== Instructions for the task ==
Please report how many lines in the data underneath hold the word "Austria", with no other text.

Records from a data collection
* * *
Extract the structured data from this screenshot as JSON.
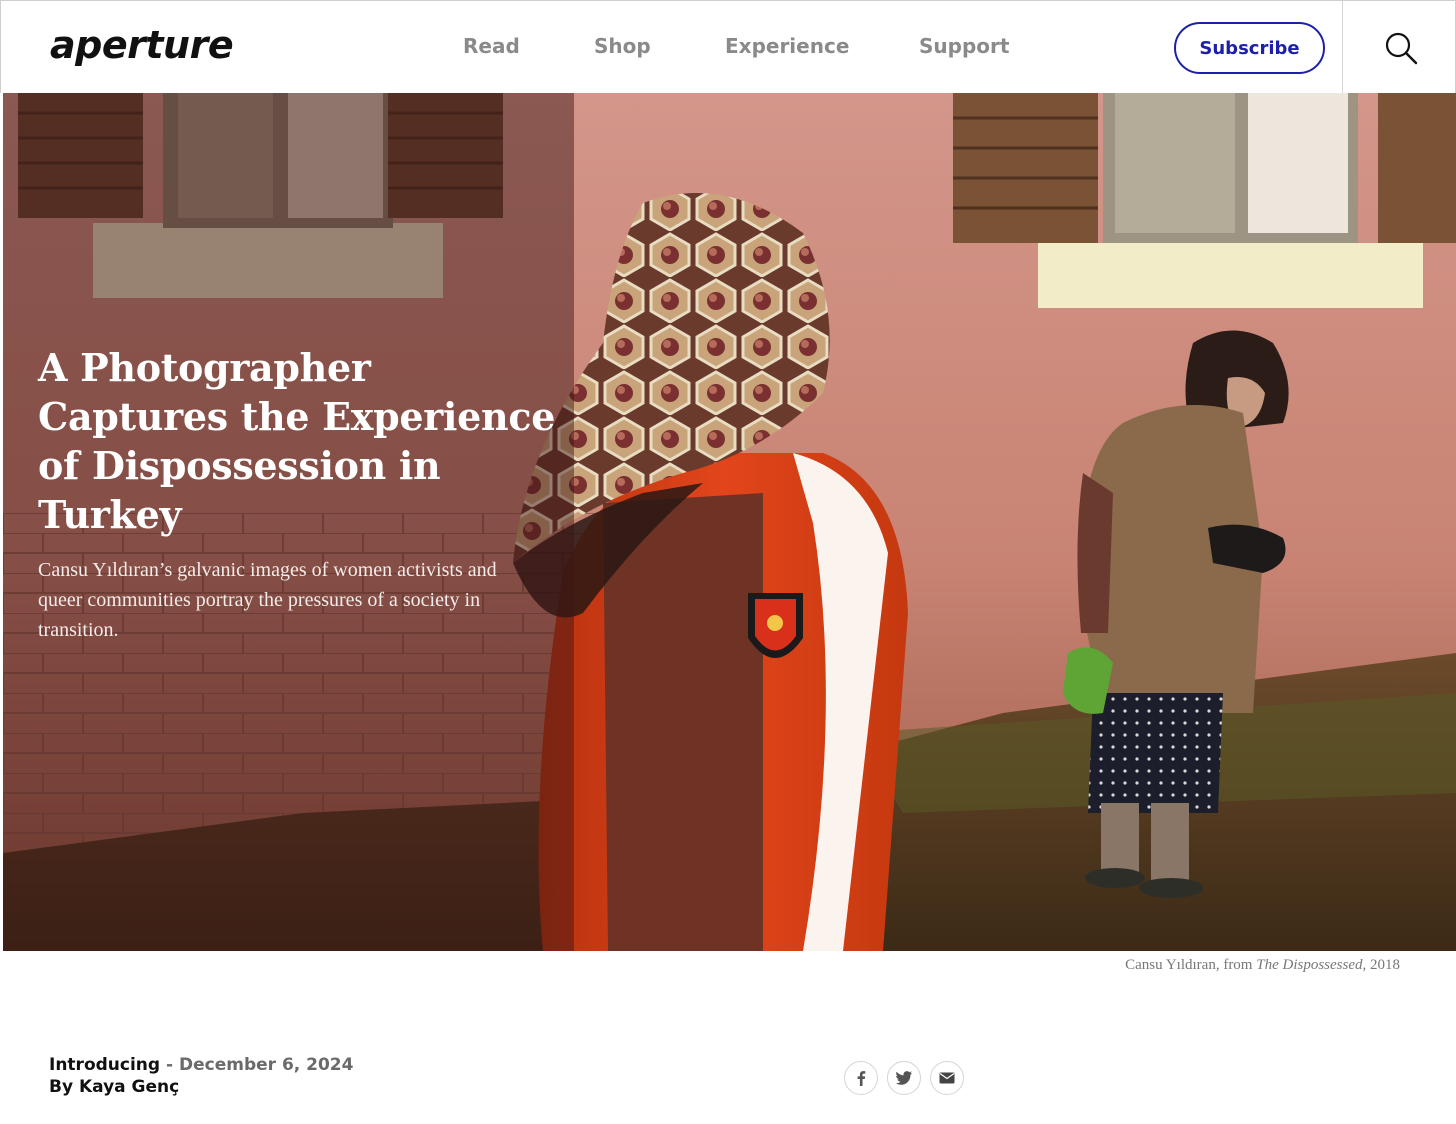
{
  "header": {
    "logo": "aperture",
    "nav": [
      {
        "label": "Read"
      },
      {
        "label": "Shop"
      },
      {
        "label": "Experience"
      },
      {
        "label": "Support"
      }
    ],
    "subscribe_label": "Subscribe",
    "search_icon": "search-icon"
  },
  "hero": {
    "title": "A Photographer Captures the Experience of Dispossession in Turkey",
    "dek": "Cansu Yıldıran’s galvanic images of women activists and queer communities portray the pressures of a society in transition.",
    "caption": {
      "prefix": "Cansu Yıldıran, from ",
      "work": "The Dispossessed",
      "suffix": ", 2018"
    }
  },
  "article_meta": {
    "category": "Introducing",
    "separator": " - ",
    "date": "December 6, 2024",
    "author": "By Kaya Genç"
  },
  "share": {
    "icons": [
      "facebook-icon",
      "twitter-icon",
      "email-icon"
    ]
  },
  "colors": {
    "accent": "#1d20a8",
    "nav_text": "#8a8a8a",
    "wall": "#c98e80",
    "jacket": "#e0431c"
  }
}
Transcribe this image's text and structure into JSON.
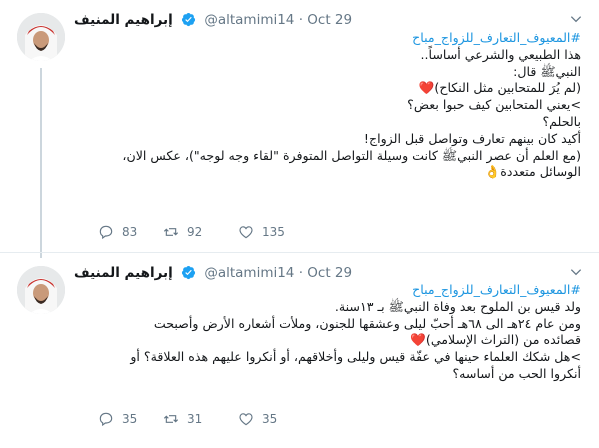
{
  "tweets": [
    {
      "author_name": "إبراهيم المنيف",
      "handle": "@altamimi14",
      "separator": "·",
      "date": "Oct 29",
      "lines": [
        "#المعيوف_التعارف_للزواج_مباح",
        "هذا الطبيعي والشرعي أساساً..",
        "النبيﷺ قال:",
        "(لم يُرَ للمتحابين مثل النكاح)❤️",
        ">يعني المتحابين كيف حبوا بعض؟",
        "بالحلم؟",
        "أكيد كان بينهم تعارف وتواصل قبل الزواج!",
        "(مع العلم أن عصر النبيﷺ كانت وسيلة التواصل المتوفرة \"لقاء وجه لوجه\")، عكس الان،",
        "الوسائل متعددة👌"
      ],
      "replies": "83",
      "retweets": "92",
      "likes": "135"
    },
    {
      "author_name": "إبراهيم المنيف",
      "handle": "@altamimi14",
      "separator": "·",
      "date": "Oct 29",
      "lines": [
        "#المعيوف_التعارف_للزواج_مباح",
        "ولد قيس بن الملوح بعد وفاة النبيﷺ بـ ١٣سنة.",
        "ومن عام ٢٤هـ الى ٦٨هـ أحبّ ليلى وعشقها للجنون، وملأت أشعاره الأرض وأصبحت",
        "قصائده من (التراث الإسلامي)❤️",
        ">هل شكك العلماء حينها في عفّة قيس وليلى وأخلاقهم، أو أنكروا عليهم هذه العلاقة؟ أو",
        "أنكروا الحب من أساسه؟"
      ],
      "replies": "35",
      "retweets": "31",
      "likes": "35"
    }
  ],
  "colors": {
    "hashtag": "#1b95e0",
    "verified": "#1da1f2",
    "meta": "#657786",
    "heart": "#e0245e"
  },
  "icons": [
    "verified-icon",
    "chevron-down-icon",
    "reply-icon",
    "retweet-icon",
    "like-icon"
  ]
}
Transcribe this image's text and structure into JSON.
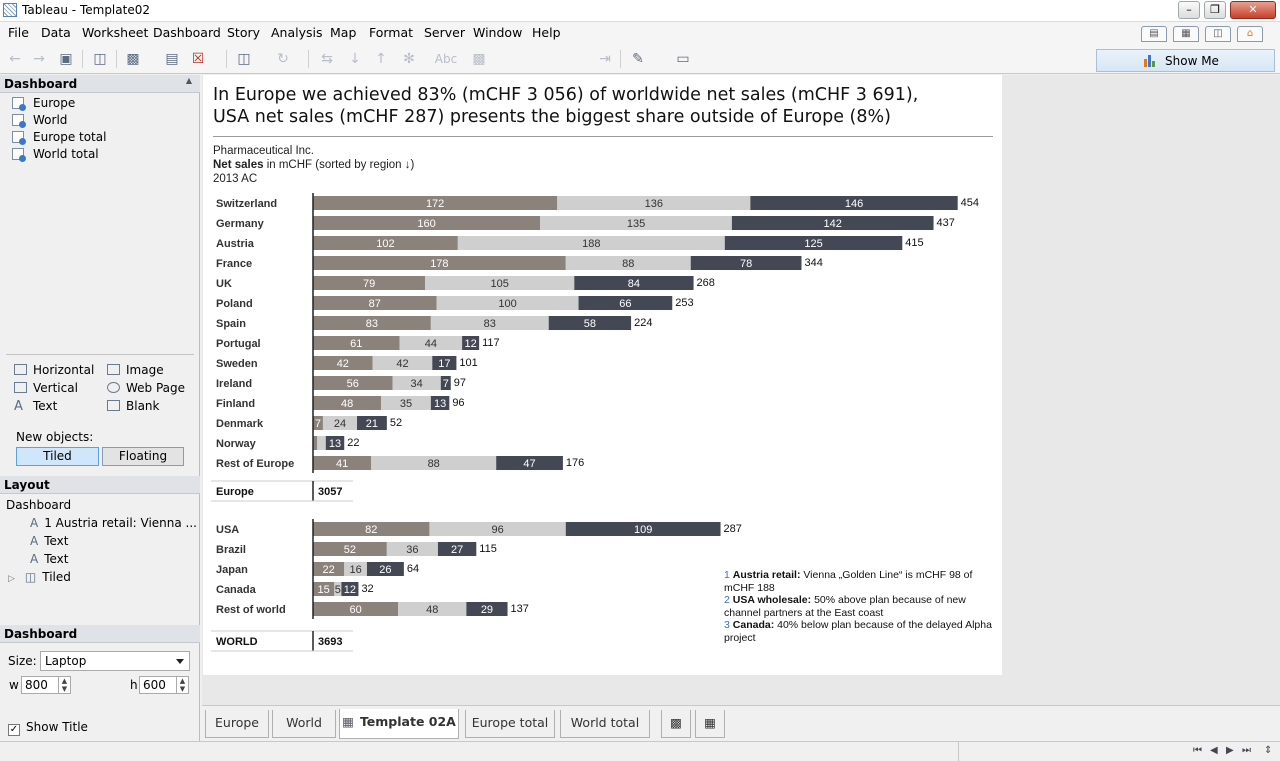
{
  "window": {
    "title": "Tableau - Template02"
  },
  "menu": [
    "File",
    "Data",
    "Worksheet",
    "Dashboard",
    "Story",
    "Analysis",
    "Map",
    "Format",
    "Server",
    "Window",
    "Help"
  ],
  "toolbar": {
    "abc_label": "Abc",
    "show_me_label": "Show Me"
  },
  "left_pane": {
    "dashboard_header": "Dashboard",
    "sheets": [
      "Europe",
      "World",
      "Europe total",
      "World total"
    ],
    "objects": [
      {
        "label": "Horizontal",
        "icon": "horizontal-icon"
      },
      {
        "label": "Image",
        "icon": "image-icon"
      },
      {
        "label": "Vertical",
        "icon": "vertical-icon"
      },
      {
        "label": "Web Page",
        "icon": "web-page-icon"
      },
      {
        "label": "Text",
        "icon": "text-icon"
      },
      {
        "label": "Blank",
        "icon": "blank-icon"
      }
    ],
    "new_objects_label": "New objects:",
    "tiled_label": "Tiled",
    "floating_label": "Floating",
    "layout_header": "Layout",
    "layout_items": [
      "Dashboard",
      "1 Austria retail: Vienna ...",
      "Text",
      "Text",
      "Tiled"
    ],
    "dashboard_header2": "Dashboard",
    "size_label": "Size:",
    "size_value": "Laptop",
    "w_label": "w",
    "w_value": "800",
    "h_label": "h",
    "h_value": "600",
    "show_title_label": "Show Title"
  },
  "dashboard": {
    "headline_line1": "In Europe we achieved 83% (mCHF 3 056) of worldwide net sales (mCHF 3 691),",
    "headline_line2": "USA net sales (mCHF 287) presents the biggest share outside of Europe (8%)",
    "company": "Pharmaceutical Inc.",
    "measure_bold": "Net sales",
    "measure_rest": " in mCHF (sorted by region ↓)",
    "period": "2013 AC",
    "footnotes": [
      {
        "num": "1",
        "bold": "Austria retail:",
        "text": " Vienna „Golden Line“ is mCHF 98 of mCHF 188"
      },
      {
        "num": "2",
        "bold": "USA wholesale:",
        "text": " 50% above plan because of new channel partners at the East coast"
      },
      {
        "num": "3",
        "bold": " Canada:",
        "text": " 40% below plan because of the delayed Alpha project"
      }
    ]
  },
  "chart_data": {
    "type": "bar",
    "stacked": true,
    "orientation": "horizontal",
    "colors": [
      "#8b827b",
      "#cfcfcf",
      "#434854"
    ],
    "groups": [
      {
        "categories": [
          "Switzerland",
          "Germany",
          "Austria",
          "France",
          "UK",
          "Poland",
          "Spain",
          "Portugal",
          "Sweden",
          "Ireland",
          "Finland",
          "Denmark",
          "Norway",
          "Rest of Europe"
        ],
        "series": [
          {
            "values": [
              172,
              160,
              102,
              178,
              79,
              87,
              83,
              61,
              42,
              56,
              48,
              7,
              3,
              41
            ]
          },
          {
            "values": [
              136,
              135,
              188,
              88,
              105,
              100,
              83,
              44,
              42,
              34,
              35,
              24,
              6,
              88
            ]
          },
          {
            "values": [
              146,
              142,
              125,
              78,
              84,
              66,
              58,
              12,
              17,
              7,
              13,
              21,
              13,
              47
            ]
          }
        ],
        "totals": [
          454,
          437,
          415,
          344,
          268,
          253,
          224,
          117,
          101,
          97,
          96,
          52,
          22,
          176
        ],
        "segment_labels": [
          [
            "172",
            "136",
            "146"
          ],
          [
            "160",
            "135",
            "142"
          ],
          [
            "102",
            "188",
            "125"
          ],
          [
            "178",
            "88",
            "78"
          ],
          [
            "79",
            "105",
            "84"
          ],
          [
            "87",
            "100",
            "66"
          ],
          [
            "83",
            "83",
            "58"
          ],
          [
            "61",
            "44",
            "12"
          ],
          [
            "42",
            "42",
            "17"
          ],
          [
            "56",
            "34",
            "7"
          ],
          [
            "48",
            "35",
            "13"
          ],
          [
            "7",
            "24",
            "21"
          ],
          [
            "",
            "",
            "13"
          ],
          [
            "41",
            "88",
            "47"
          ]
        ],
        "summary_label": "Europe",
        "summary_value": "3057"
      },
      {
        "categories": [
          "USA",
          "Brazil",
          "Japan",
          "Canada",
          "Rest of world"
        ],
        "series": [
          {
            "values": [
              82,
              52,
              22,
              15,
              60
            ]
          },
          {
            "values": [
              96,
              36,
              16,
              5,
              48
            ]
          },
          {
            "values": [
              109,
              27,
              26,
              12,
              29
            ]
          }
        ],
        "totals": [
          287,
          115,
          64,
          32,
          137
        ],
        "segment_labels": [
          [
            "82",
            "96",
            "109"
          ],
          [
            "52",
            "36",
            "27"
          ],
          [
            "22",
            "16",
            "26"
          ],
          [
            "15",
            "5",
            "12"
          ],
          [
            "60",
            "48",
            "29"
          ]
        ],
        "summary_label": "WORLD",
        "summary_value": "3693"
      }
    ]
  },
  "sheet_tabs": [
    "Europe",
    "World",
    "Template 02A",
    "Europe total",
    "World total"
  ],
  "active_tab": "Template 02A"
}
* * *
== Solution to this exercise ==
3